> Exercise
Each line that contains "CELL" needs to be copied from the listing.
↓
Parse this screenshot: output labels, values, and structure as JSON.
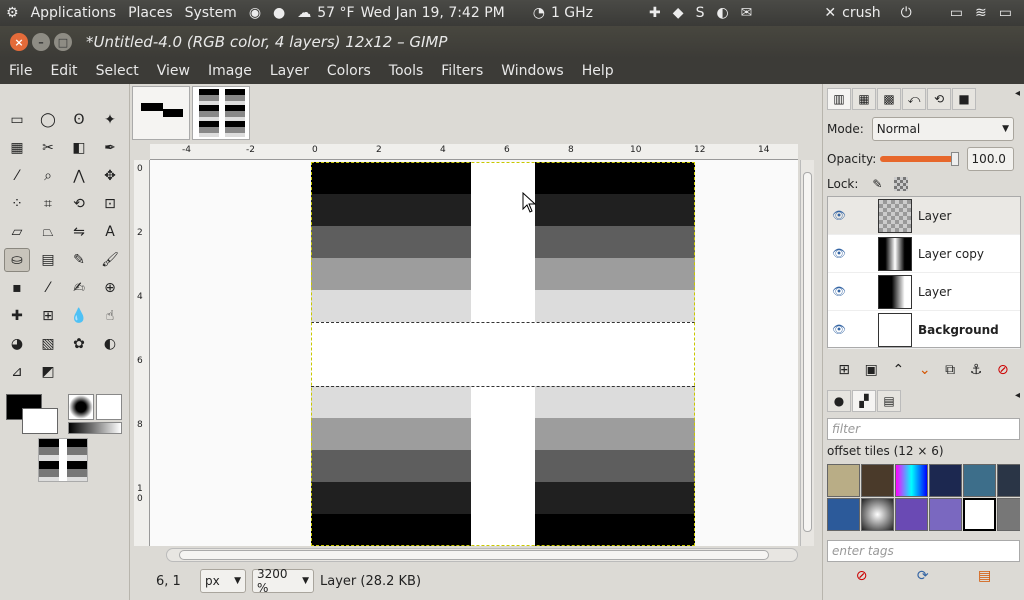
{
  "topbar": {
    "applications": "Applications",
    "places": "Places",
    "system": "System",
    "weather": "57 °F",
    "datetime": "Wed Jan 19,  7:42 PM",
    "cpu": "1 GHz",
    "user": "crush"
  },
  "window": {
    "title": "*Untitled-4.0 (RGB color, 4 layers) 12x12 – GIMP"
  },
  "menu": [
    "File",
    "Edit",
    "Select",
    "View",
    "Image",
    "Layer",
    "Colors",
    "Tools",
    "Filters",
    "Windows",
    "Help"
  ],
  "ruler": {
    "h_ticks": [
      "-4",
      "-2",
      "0",
      "2",
      "4",
      "6",
      "8",
      "10",
      "12",
      "14"
    ],
    "v_ticks": [
      "0",
      "2",
      "4",
      "6",
      "8",
      "1 0"
    ]
  },
  "status": {
    "coords": "6, 1",
    "unit": "px",
    "zoom": "3200 %",
    "layer_info": "Layer (28.2 KB)"
  },
  "layers_panel": {
    "mode_label": "Mode:",
    "mode_value": "Normal",
    "opacity_label": "Opacity:",
    "opacity_value": "100.0",
    "lock_label": "Lock:",
    "layers": [
      {
        "name": "Layer"
      },
      {
        "name": "Layer copy"
      },
      {
        "name": "Layer"
      },
      {
        "name": "Background"
      }
    ]
  },
  "patterns_panel": {
    "filter_placeholder": "filter",
    "title": "offset tiles (12 × 6)",
    "tags_placeholder": "enter tags"
  },
  "colors": {
    "accent": "#e46b3a",
    "panel_bg": "#dcdad5",
    "menubar": "#3c3b37"
  }
}
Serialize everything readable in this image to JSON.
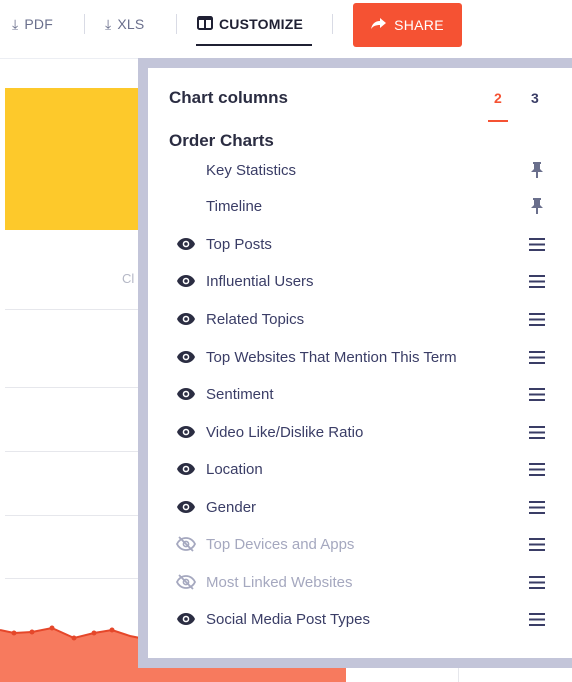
{
  "toolbar": {
    "pdf_label": "PDF",
    "xls_label": "XLS",
    "customize_label": "CUSTOMIZE",
    "share_label": "SHARE"
  },
  "background": {
    "partial_label": "Cl"
  },
  "panel": {
    "chart_columns_label": "Chart columns",
    "column_options": [
      "2",
      "3"
    ],
    "selected_columns": "2",
    "order_charts_label": "Order Charts",
    "items": [
      {
        "label": "Key Statistics",
        "state": "pinned"
      },
      {
        "label": "Timeline",
        "state": "pinned"
      },
      {
        "label": "Top Posts",
        "state": "visible"
      },
      {
        "label": "Influential Users",
        "state": "visible"
      },
      {
        "label": "Related Topics",
        "state": "visible"
      },
      {
        "label": "Top Websites That Mention This Term",
        "state": "visible"
      },
      {
        "label": "Sentiment",
        "state": "visible"
      },
      {
        "label": "Video Like/Dislike Ratio",
        "state": "visible"
      },
      {
        "label": "Location",
        "state": "visible"
      },
      {
        "label": "Gender",
        "state": "visible"
      },
      {
        "label": "Top Devices and Apps",
        "state": "hidden"
      },
      {
        "label": "Most Linked Websites",
        "state": "hidden"
      },
      {
        "label": "Social Media Post Types",
        "state": "visible"
      }
    ]
  },
  "colors": {
    "accent": "#f55233",
    "yellow": "#fdc92b",
    "panel_border": "#c3c5d9",
    "text_primary": "#3a3d66",
    "text_muted": "#a5a8bf"
  }
}
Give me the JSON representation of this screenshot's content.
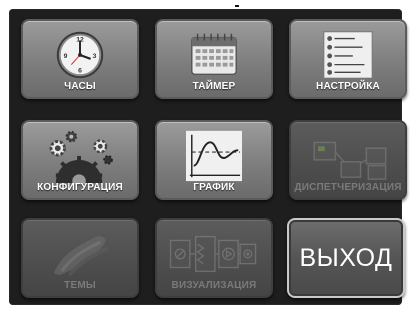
{
  "window": {
    "title_mark": "-"
  },
  "tiles": [
    {
      "label": "ЧАСЫ",
      "icon": "clock-icon",
      "enabled": true
    },
    {
      "label": "ТАЙМЕР",
      "icon": "calendar-icon",
      "enabled": true
    },
    {
      "label": "НАСТРОЙКА",
      "icon": "settings-checklist-icon",
      "enabled": true
    },
    {
      "label": "КОНФИГУРАЦИЯ",
      "icon": "gears-icon",
      "enabled": true
    },
    {
      "label": "ГРАФИК",
      "icon": "line-graph-icon",
      "enabled": true
    },
    {
      "label": "ДИСПЕТЧЕРИЗАЦИЯ",
      "icon": "network-boxes-icon",
      "enabled": false
    },
    {
      "label": "ТЕМЫ",
      "icon": "paint-brush-icon",
      "enabled": false
    },
    {
      "label": "ВИЗУАЛИЗАЦИЯ",
      "icon": "schematic-icon",
      "enabled": false
    }
  ],
  "exit": {
    "label": "ВЫХОД"
  },
  "colors": {
    "background": "#1e1e1e",
    "tile": "#8a8a8a",
    "tile_disabled": "#4d4d4d",
    "label": "#ffffff",
    "label_disabled": "#7a7a7a"
  }
}
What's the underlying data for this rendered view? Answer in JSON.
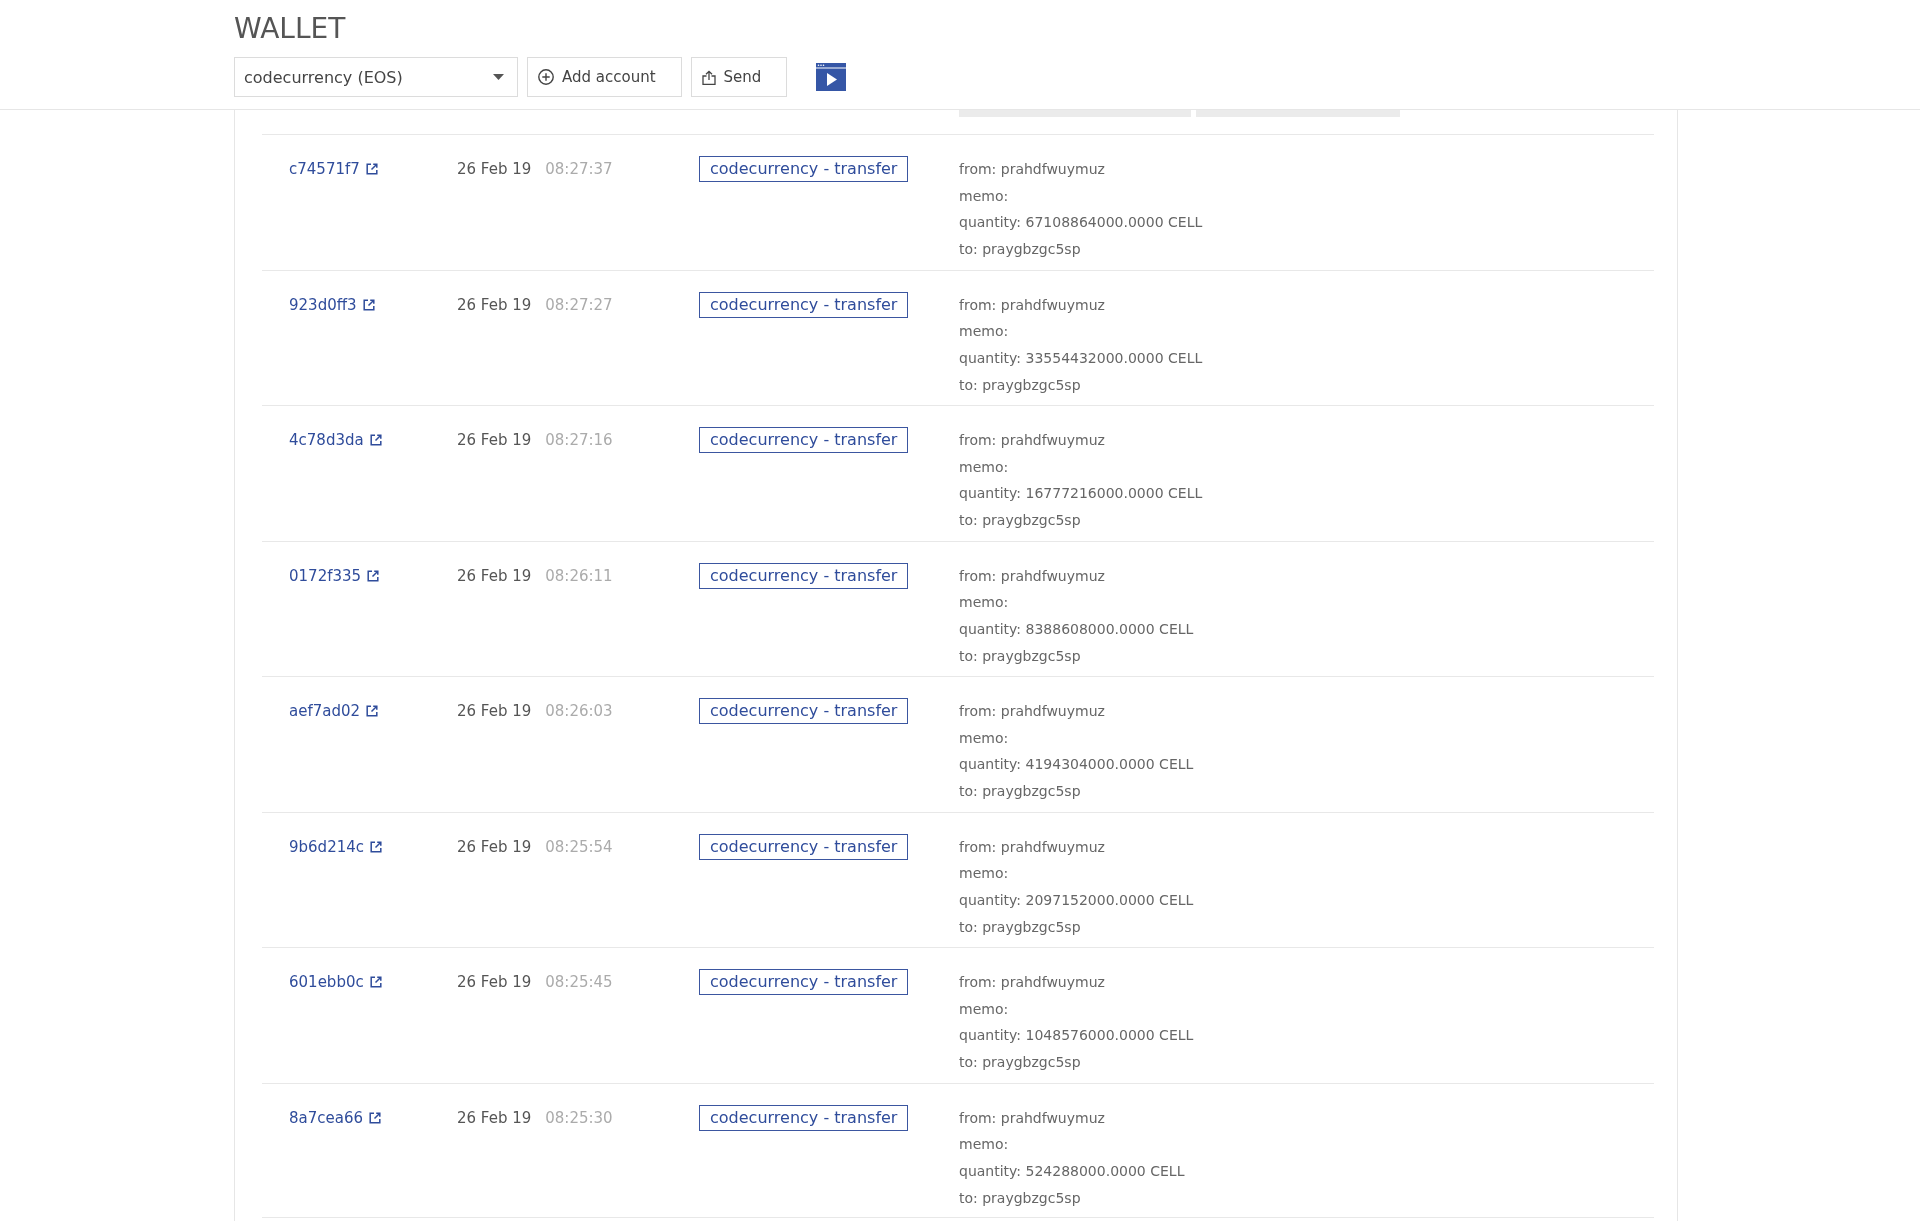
{
  "header": {
    "title": "WALLET",
    "account_select": {
      "value": "codecurrency (EOS)"
    },
    "actions": [
      {
        "kind": "add",
        "label": "Add account"
      },
      {
        "kind": "send",
        "label": "Send"
      }
    ]
  },
  "transactions": [
    {
      "id": "c74571f7",
      "date": "26 Feb 19",
      "time": "08:27:37",
      "action": "codecurrency - transfer",
      "details": [
        "from: prahdfwuymuz",
        "memo:",
        "quantity: 67108864000.0000 CELL",
        "to: praygbzgc5sp"
      ]
    },
    {
      "id": "923d0ff3",
      "date": "26 Feb 19",
      "time": "08:27:27",
      "action": "codecurrency - transfer",
      "details": [
        "from: prahdfwuymuz",
        "memo:",
        "quantity: 33554432000.0000 CELL",
        "to: praygbzgc5sp"
      ]
    },
    {
      "id": "4c78d3da",
      "date": "26 Feb 19",
      "time": "08:27:16",
      "action": "codecurrency - transfer",
      "details": [
        "from: prahdfwuymuz",
        "memo:",
        "quantity: 16777216000.0000 CELL",
        "to: praygbzgc5sp"
      ]
    },
    {
      "id": "0172f335",
      "date": "26 Feb 19",
      "time": "08:26:11",
      "action": "codecurrency - transfer",
      "details": [
        "from: prahdfwuymuz",
        "memo:",
        "quantity: 8388608000.0000 CELL",
        "to: praygbzgc5sp"
      ]
    },
    {
      "id": "aef7ad02",
      "date": "26 Feb 19",
      "time": "08:26:03",
      "action": "codecurrency - transfer",
      "details": [
        "from: prahdfwuymuz",
        "memo:",
        "quantity: 4194304000.0000 CELL",
        "to: praygbzgc5sp"
      ]
    },
    {
      "id": "9b6d214c",
      "date": "26 Feb 19",
      "time": "08:25:54",
      "action": "codecurrency - transfer",
      "details": [
        "from: prahdfwuymuz",
        "memo:",
        "quantity: 2097152000.0000 CELL",
        "to: praygbzgc5sp"
      ]
    },
    {
      "id": "601ebb0c",
      "date": "26 Feb 19",
      "time": "08:25:45",
      "action": "codecurrency - transfer",
      "details": [
        "from: prahdfwuymuz",
        "memo:",
        "quantity: 1048576000.0000 CELL",
        "to: praygbzgc5sp"
      ]
    },
    {
      "id": "8a7cea66",
      "date": "26 Feb 19",
      "time": "08:25:30",
      "action": "codecurrency - transfer",
      "details": [
        "from: prahdfwuymuz",
        "memo:",
        "quantity: 524288000.0000 CELL",
        "to: praygbzgc5sp"
      ]
    }
  ]
}
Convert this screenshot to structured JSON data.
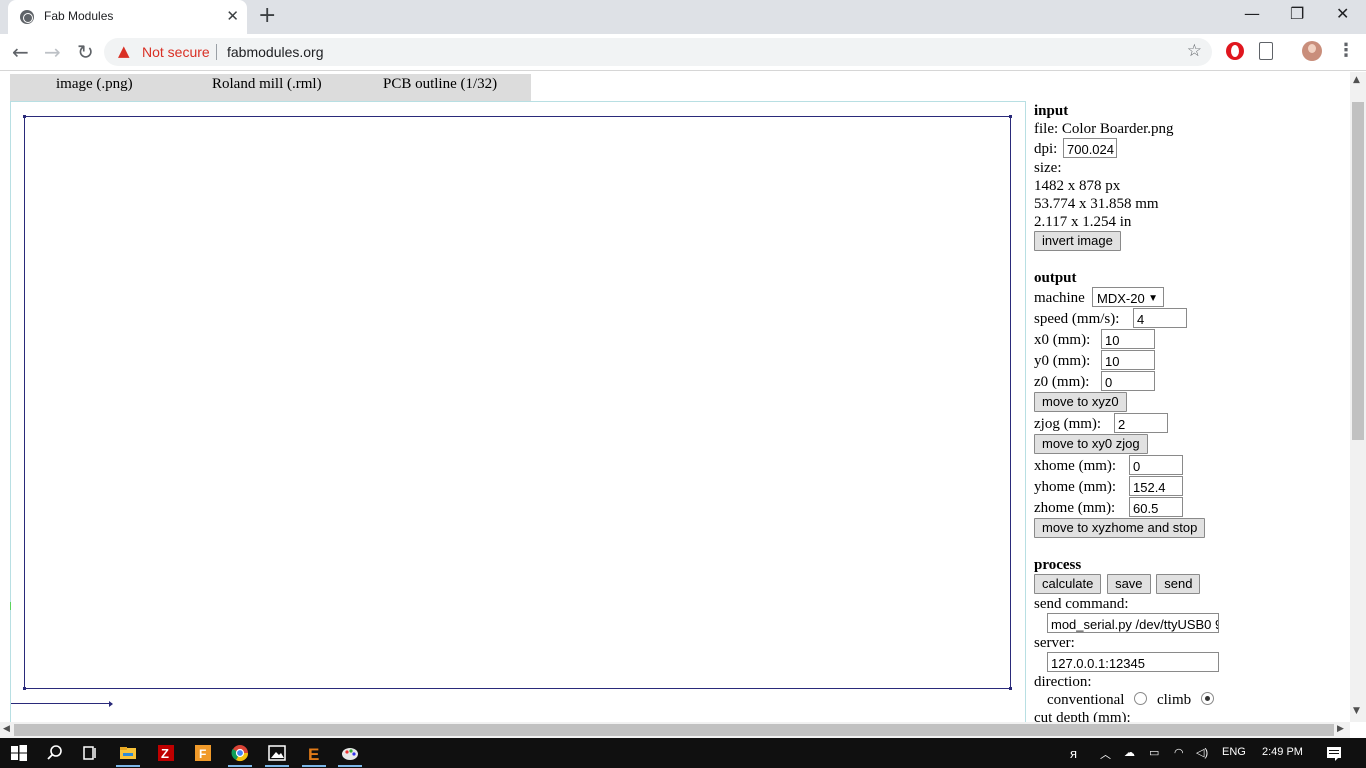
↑
> Output of the task
        "quantity: 67108864000.0000 CELL",
        "quantity: 33554432000.0000 CELL",
        "quantity: 16777216000.0000 CELL",
        "quantity: 8388608000.0000 CELL",
        "quantity: 4194304000.0000 CELL",
        "quantity: 2097152000.0000 CELL",
        "quantity: 1048576000.0000 CELL",
        "quantity: 524288000.0000 CELL",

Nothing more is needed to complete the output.